Exercise directions:
Leave out the pictures and print the rest of the entries exactly as they stand.

[Dataset items]
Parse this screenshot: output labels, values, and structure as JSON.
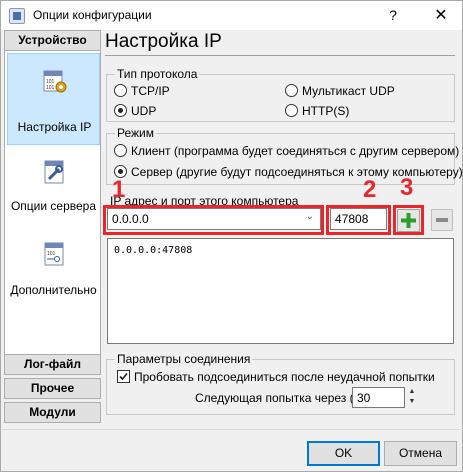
{
  "window": {
    "title": "Опции конфигурации",
    "help": "?",
    "close": "✕"
  },
  "categories": {
    "device": "Устройство",
    "log_file": "Лог-файл",
    "other": "Прочее",
    "modules": "Модули"
  },
  "nav": [
    {
      "label": "Настройка IP",
      "icon": "network-config-icon",
      "selected": true
    },
    {
      "label": "Опции сервера",
      "icon": "server-options-icon",
      "selected": false
    },
    {
      "label": "Дополнительно",
      "icon": "additional-icon",
      "selected": false
    }
  ],
  "main": {
    "title": "Настройка IP",
    "protocol": {
      "legend": "Тип протокола",
      "tcp": "TCP/IP",
      "udp": "UDP",
      "multicast": "Мультикаст UDP",
      "http": "HTTP(S)",
      "selected": "UDP"
    },
    "mode": {
      "legend": "Режим",
      "client": "Клиент (программа будет соединяться с другим сервером)",
      "server": "Сервер (другие будут подсоединяться к этому компьютеру)",
      "selected": "server"
    },
    "ip": {
      "label": "IP адрес и порт этого компьютера",
      "address": "0.0.0.0",
      "port": "47808",
      "list": [
        "0.0.0.0:47808"
      ]
    },
    "annotations": {
      "one": "1",
      "two": "2",
      "three": "3"
    },
    "connection": {
      "legend": "Параметры соединения",
      "retry_check": "Пробовать подсоединиться после неудачной попытки",
      "retry_checked": true,
      "next_try_label": "Следующая попытка через (с)",
      "next_try_value": "30"
    }
  },
  "footer": {
    "ok": "OK",
    "cancel": "Отмена"
  },
  "colors": {
    "annotation": "#e8262b",
    "add_plus": "#2e9e2e",
    "selection": "#cce8ff"
  }
}
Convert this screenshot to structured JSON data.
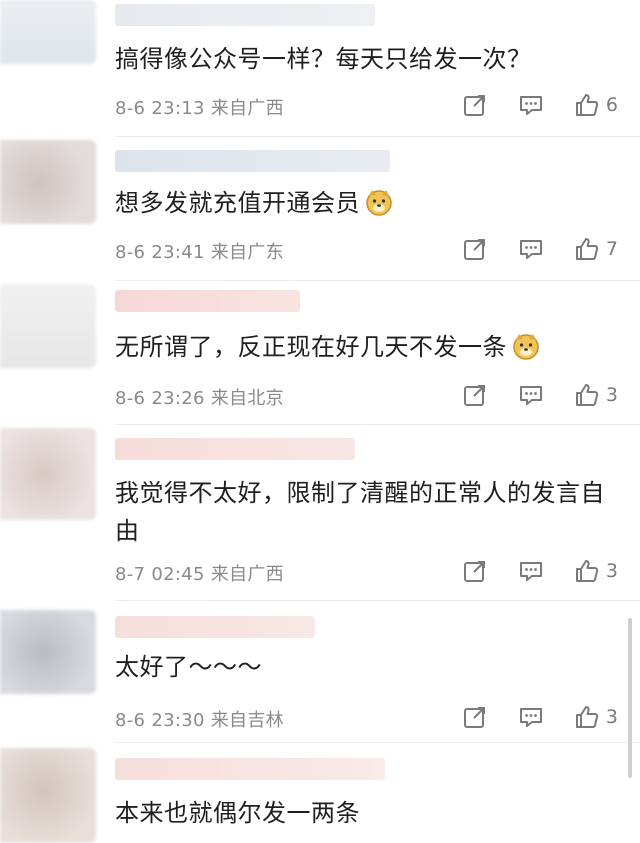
{
  "comments": [
    {
      "text": "搞得像公众号一样？每天只给发一次？",
      "meta": "8-6 23:13 来自广西",
      "likes": "6",
      "emoji": ""
    },
    {
      "text": "想多发就充值开通会员",
      "meta": "8-6 23:41 来自广东",
      "likes": "7",
      "emoji": "doge-emoji"
    },
    {
      "text": "无所谓了，反正现在好几天不发一条",
      "meta": "8-6 23:26 来自北京",
      "likes": "3",
      "emoji": "doge-emoji"
    },
    {
      "text": "我觉得不太好，限制了清醒的正常人的发言自由",
      "meta": "8-7 02:45 来自广西",
      "likes": "3",
      "emoji": ""
    },
    {
      "text": "太好了～～～",
      "meta": "8-6 23:30 来自吉林",
      "likes": "3",
      "emoji": ""
    },
    {
      "text": "本来也就偶尔发一两条",
      "meta": "",
      "likes": "",
      "emoji": ""
    }
  ],
  "icons": {
    "share": "share-icon",
    "reply": "comment-icon",
    "like": "thumbs-up-icon"
  },
  "colors": {
    "meta_text": "#8a8a8a",
    "icon": "#7a7a7a",
    "divider": "#ececec"
  }
}
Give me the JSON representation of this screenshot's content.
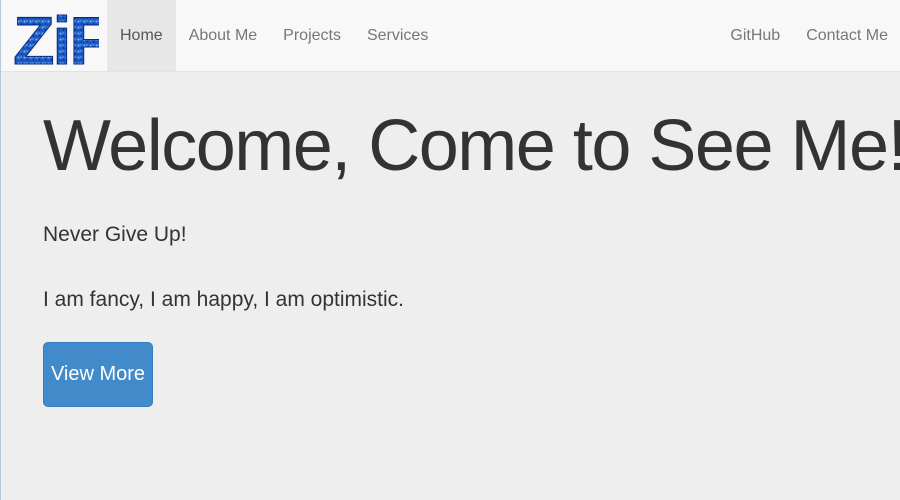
{
  "navbar": {
    "brand_text": "ZiF",
    "left_items": [
      {
        "label": "Home",
        "active": true
      },
      {
        "label": "About Me",
        "active": false
      },
      {
        "label": "Projects",
        "active": false
      },
      {
        "label": "Services",
        "active": false
      }
    ],
    "right_items": [
      {
        "label": "GitHub"
      },
      {
        "label": "Contact Me"
      }
    ]
  },
  "hero": {
    "title": "Welcome, Come to See Me!",
    "tagline": "Never Give Up!",
    "lead": "I am fancy, I am happy, I am optimistic.",
    "button_label": "View More"
  },
  "colors": {
    "navbar_bg": "#f8f8f8",
    "active_nav_bg": "#e7e7e7",
    "page_bg": "#eeeeee",
    "button_bg": "#428bca",
    "logo_blue": "#1f5fc8"
  }
}
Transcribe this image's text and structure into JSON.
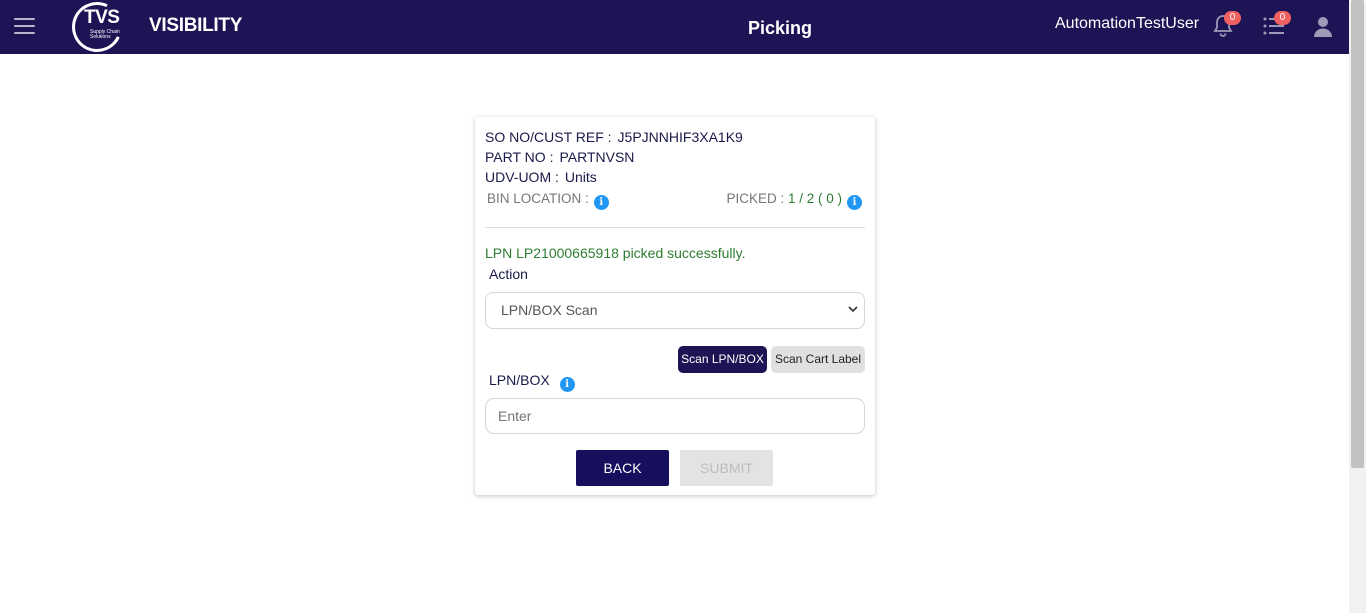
{
  "header": {
    "logo_text": "TVS",
    "logo_subtext": "Supply Chain Solutions",
    "brand": "VISIBILITY",
    "title": "Picking",
    "username": "AutomationTestUser",
    "notifications_count": "0",
    "tasks_count": "0",
    "badge_color": "#f06060",
    "bar_color": "#1c1454"
  },
  "card": {
    "so_label": "SO NO/CUST REF  :",
    "so_value": "J5PJNNHIF3XA1K9",
    "part_label": "PART NO :",
    "part_value": "PARTNVSN",
    "uom_label": "UDV-UOM  :",
    "uom_value": "Units",
    "bin_label": "BIN LOCATION :",
    "picked_label": "PICKED :",
    "picked_value": "1 / 2 ( 0 )",
    "success_message": "LPN LP21000665918 picked successfully.",
    "action_label": "Action",
    "action_selected": "LPN/BOX Scan",
    "scan_lpn_button": "Scan LPN/BOX",
    "scan_cart_button": "Scan Cart Label",
    "lpn_label": "LPN/BOX",
    "lpn_placeholder": "Enter",
    "back_button": "BACK",
    "submit_button": "SUBMIT"
  }
}
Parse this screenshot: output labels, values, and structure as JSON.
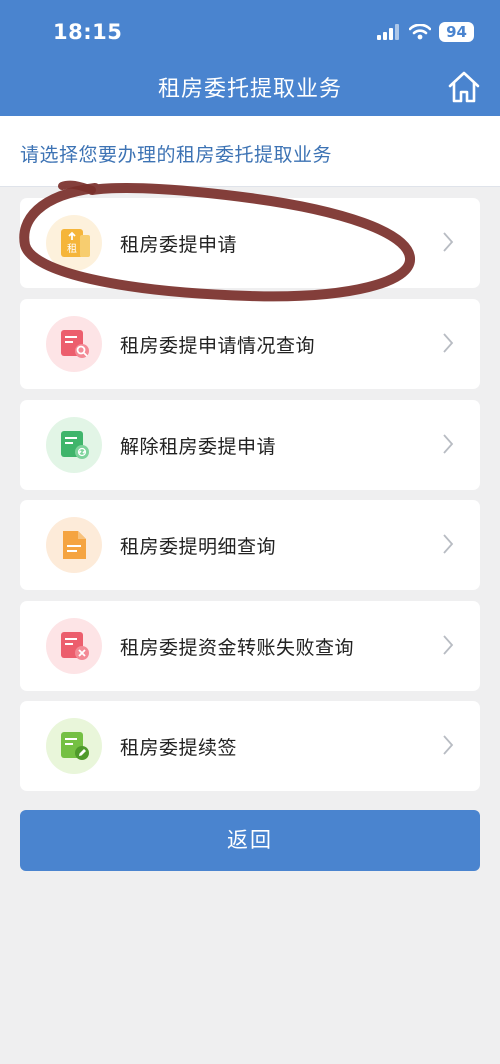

Exercise output:
Parse this screenshot: output labels, values, and structure as JSON.
{
  "window": {
    "title": "Опции конфигурации",
    "help": "?",
    "close": "✕"
  },
  "categories": {
    "device": "Устройство",
    "log_file": "Лог-файл",
    "other": "Прочее",
    "modules": "Модули"
  },
  "nav": [
    {
      "label": "Настройка IP",
      "icon": "network-config-icon",
      "selected": true
    },
    {
      "label": "Опции сервера",
      "icon": "server-options-icon",
      "selected": false
    },
    {
      "label": "Дополнительно",
      "icon": "additional-icon",
      "selected": false
    }
  ],
  "main": {
    "title": "Настройка IP",
    "protocol": {
      "legend": "Тип протокола",
      "tcp": "TCP/IP",
      "udp": "UDP",
      "multicast": "Мультикаст UDP",
      "http": "HTTP(S)",
      "selected": "UDP"
    },
    "mode": {
      "legend": "Режим",
      "client": "Клиент (программа будет соединяться с другим сервером)",
      "server": "Сервер (другие будут подсоединяться к этому компьютеру)",
      "selected": "server"
    },
    "ip": {
      "label": "IP адрес и порт этого компьютера",
      "address": "0.0.0.0",
      "port": "47808",
      "list": [
        "0.0.0.0:47808"
      ]
    },
    "annotations": {
      "one": "1",
      "two": "2",
      "three": "3"
    },
    "connection": {
      "legend": "Параметры соединения",
      "retry_check": "Пробовать подсоединиться после неудачной попытки",
      "retry_checked": true,
      "next_try_label": "Следующая попытка через (с)",
      "next_try_value": "30"
    }
  },
  "footer": {
    "ok": "OK",
    "cancel": "Отмена"
  },
  "colors": {
    "annotation": "#e8262b",
    "add_plus": "#2e9e2e",
    "selection": "#cce8ff"
  }
}
Convert this screenshot to structured JSON data.
{
  "comments": [
    {
      "text": "搞得像公众号一样？每天只给发一次？",
      "meta": "8-6 23:13 来自广西",
      "likes": "6",
      "emoji": ""
    },
    {
      "text": "想多发就充值开通会员",
      "meta": "8-6 23:41 来自广东",
      "likes": "7",
      "emoji": "doge-emoji"
    },
    {
      "text": "无所谓了，反正现在好几天不发一条",
      "meta": "8-6 23:26 来自北京",
      "likes": "3",
      "emoji": "doge-emoji"
    },
    {
      "text": "我觉得不太好，限制了清醒的正常人的发言自由",
      "meta": "8-7 02:45 来自广西",
      "likes": "3",
      "emoji": ""
    },
    {
      "text": "太好了～～～",
      "meta": "8-6 23:30 来自吉林",
      "likes": "3",
      "emoji": ""
    },
    {
      "text": "本来也就偶尔发一两条",
      "meta": "",
      "likes": "",
      "emoji": ""
    }
  ],
  "icons": {
    "share": "share-icon",
    "reply": "comment-icon",
    "like": "thumbs-up-icon"
  },
  "colors": {
    "meta_text": "#8a8a8a",
    "icon": "#7a7a7a",
    "divider": "#ececec"
  }
}
Give me the JSON representation of this screenshot's content.
{
  "navbar": {
    "brand_text": "ZiF",
    "left_items": [
      {
        "label": "Home",
        "active": true
      },
      {
        "label": "About Me",
        "active": false
      },
      {
        "label": "Projects",
        "active": false
      },
      {
        "label": "Services",
        "active": false
      }
    ],
    "right_items": [
      {
        "label": "GitHub"
      },
      {
        "label": "Contact Me"
      }
    ]
  },
  "hero": {
    "title": "Welcome, Come to See Me!",
    "tagline": "Never Give Up!",
    "lead": "I am fancy, I am happy, I am optimistic.",
    "button_label": "View More"
  },
  "colors": {
    "navbar_bg": "#f8f8f8",
    "active_nav_bg": "#e7e7e7",
    "page_bg": "#eeeeee",
    "button_bg": "#428bca",
    "logo_blue": "#1f5fc8"
  }
}
Transcribe this image's text and structure into JSON.
{
  "header": {
    "logo_text": "TVS",
    "logo_subtext": "Supply Chain Solutions",
    "brand": "VISIBILITY",
    "title": "Picking",
    "username": "AutomationTestUser",
    "notifications_count": "0",
    "tasks_count": "0",
    "badge_color": "#f06060",
    "bar_color": "#1c1454"
  },
  "card": {
    "so_label": "SO NO/CUST REF  :",
    "so_value": "J5PJNNHIF3XA1K9",
    "part_label": "PART NO :",
    "part_value": "PARTNVSN",
    "uom_label": "UDV-UOM  :",
    "uom_value": "Units",
    "bin_label": "BIN LOCATION :",
    "picked_label": "PICKED :",
    "picked_value": "1 / 2 ( 0 )",
    "success_message": "LPN LP21000665918 picked successfully.",
    "action_label": "Action",
    "action_selected": "LPN/BOX Scan",
    "scan_lpn_button": "Scan LPN/BOX",
    "scan_cart_button": "Scan Cart Label",
    "lpn_label": "LPN/BOX",
    "lpn_placeholder": "Enter",
    "back_button": "BACK",
    "submit_button": "SUBMIT"
  }
}
Parse this screenshot: output labels, values, and structure as JSON.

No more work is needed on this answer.